Leave the images aside and output every entry exactly.

=-=-=

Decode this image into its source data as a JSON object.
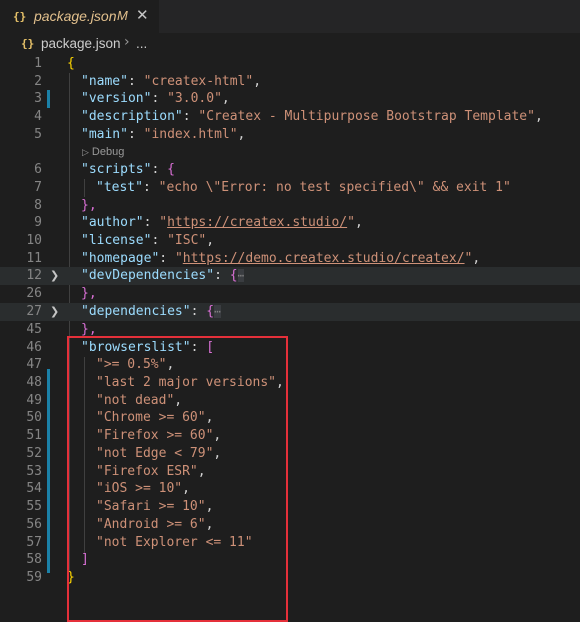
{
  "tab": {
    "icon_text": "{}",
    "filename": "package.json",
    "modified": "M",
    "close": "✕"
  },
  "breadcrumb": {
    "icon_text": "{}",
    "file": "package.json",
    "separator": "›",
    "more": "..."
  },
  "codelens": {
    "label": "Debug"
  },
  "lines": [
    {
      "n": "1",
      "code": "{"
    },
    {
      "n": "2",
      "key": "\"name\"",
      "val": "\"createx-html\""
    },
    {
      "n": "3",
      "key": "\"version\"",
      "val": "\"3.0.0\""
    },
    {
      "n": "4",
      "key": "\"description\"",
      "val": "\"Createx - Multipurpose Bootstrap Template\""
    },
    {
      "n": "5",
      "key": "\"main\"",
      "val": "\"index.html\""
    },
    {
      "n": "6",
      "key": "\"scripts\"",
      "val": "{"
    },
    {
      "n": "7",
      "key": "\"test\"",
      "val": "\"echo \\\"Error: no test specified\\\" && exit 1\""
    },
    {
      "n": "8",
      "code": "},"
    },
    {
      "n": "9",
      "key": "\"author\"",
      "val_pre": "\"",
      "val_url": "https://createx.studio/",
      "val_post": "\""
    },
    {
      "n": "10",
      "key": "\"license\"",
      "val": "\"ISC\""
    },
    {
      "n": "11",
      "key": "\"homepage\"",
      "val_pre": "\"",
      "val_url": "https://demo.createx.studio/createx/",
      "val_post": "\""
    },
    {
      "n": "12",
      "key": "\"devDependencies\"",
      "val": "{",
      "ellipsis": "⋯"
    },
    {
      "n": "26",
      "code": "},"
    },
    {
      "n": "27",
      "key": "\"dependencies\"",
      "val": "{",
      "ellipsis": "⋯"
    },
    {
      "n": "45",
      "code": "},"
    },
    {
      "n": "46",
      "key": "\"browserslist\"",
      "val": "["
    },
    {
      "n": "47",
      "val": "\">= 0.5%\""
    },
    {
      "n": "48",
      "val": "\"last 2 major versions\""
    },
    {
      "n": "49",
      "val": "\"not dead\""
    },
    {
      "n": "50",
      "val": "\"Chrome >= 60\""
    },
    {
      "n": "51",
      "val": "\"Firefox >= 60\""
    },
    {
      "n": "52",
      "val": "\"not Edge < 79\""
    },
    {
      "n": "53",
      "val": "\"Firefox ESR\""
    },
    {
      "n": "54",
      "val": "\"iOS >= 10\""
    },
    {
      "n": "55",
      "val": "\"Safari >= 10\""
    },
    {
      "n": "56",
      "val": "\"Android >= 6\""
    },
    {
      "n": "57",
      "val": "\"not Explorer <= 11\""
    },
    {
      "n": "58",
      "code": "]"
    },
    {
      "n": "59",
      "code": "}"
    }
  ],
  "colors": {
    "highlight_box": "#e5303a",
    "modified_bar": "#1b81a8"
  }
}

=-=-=

EXERCISE OUTPUT:
Decode this image into its source data as a JSON object.
{
  "tab": {
    "icon_text": "{}",
    "filename": "package.json",
    "modified": "M",
    "close": "✕"
  },
  "breadcrumb": {
    "icon_text": "{}",
    "file": "package.json",
    "separator": "›",
    "more": "..."
  },
  "codelens": {
    "label": "Debug"
  },
  "lines": [
    {
      "n": "1",
      "code": "{"
    },
    {
      "n": "2",
      "key": "\"name\"",
      "val": "\"createx-html\""
    },
    {
      "n": "3",
      "key": "\"version\"",
      "val": "\"3.0.0\""
    },
    {
      "n": "4",
      "key": "\"description\"",
      "val": "\"Createx - Multipurpose Bootstrap Template\""
    },
    {
      "n": "5",
      "key": "\"main\"",
      "val": "\"index.html\""
    },
    {
      "n": "6",
      "key": "\"scripts\"",
      "val": "{"
    },
    {
      "n": "7",
      "key": "\"test\"",
      "val": "\"echo \\\"Error: no test specified\\\" && exit 1\""
    },
    {
      "n": "8",
      "code": "},"
    },
    {
      "n": "9",
      "key": "\"author\"",
      "val_pre": "\"",
      "val_url": "https://createx.studio/",
      "val_post": "\""
    },
    {
      "n": "10",
      "key": "\"license\"",
      "val": "\"ISC\""
    },
    {
      "n": "11",
      "key": "\"homepage\"",
      "val_pre": "\"",
      "val_url": "https://demo.createx.studio/createx/",
      "val_post": "\""
    },
    {
      "n": "12",
      "key": "\"devDependencies\"",
      "val": "{",
      "ellipsis": "⋯"
    },
    {
      "n": "26",
      "code": "},"
    },
    {
      "n": "27",
      "key": "\"dependencies\"",
      "val": "{",
      "ellipsis": "⋯"
    },
    {
      "n": "45",
      "code": "},"
    },
    {
      "n": "46",
      "key": "\"browserslist\"",
      "val": "["
    },
    {
      "n": "47",
      "val": "\">= 0.5%\""
    },
    {
      "n": "48",
      "val": "\"last 2 major versions\""
    },
    {
      "n": "49",
      "val": "\"not dead\""
    },
    {
      "n": "50",
      "val": "\"Chrome >= 60\""
    },
    {
      "n": "51",
      "val": "\"Firefox >= 60\""
    },
    {
      "n": "52",
      "val": "\"not Edge < 79\""
    },
    {
      "n": "53",
      "val": "\"Firefox ESR\""
    },
    {
      "n": "54",
      "val": "\"iOS >= 10\""
    },
    {
      "n": "55",
      "val": "\"Safari >= 10\""
    },
    {
      "n": "56",
      "val": "\"Android >= 6\""
    },
    {
      "n": "57",
      "val": "\"not Explorer <= 11\""
    },
    {
      "n": "58",
      "code": "]"
    },
    {
      "n": "59",
      "code": "}"
    }
  ],
  "colors": {
    "highlight_box": "#e5303a",
    "modified_bar": "#1b81a8"
  }
}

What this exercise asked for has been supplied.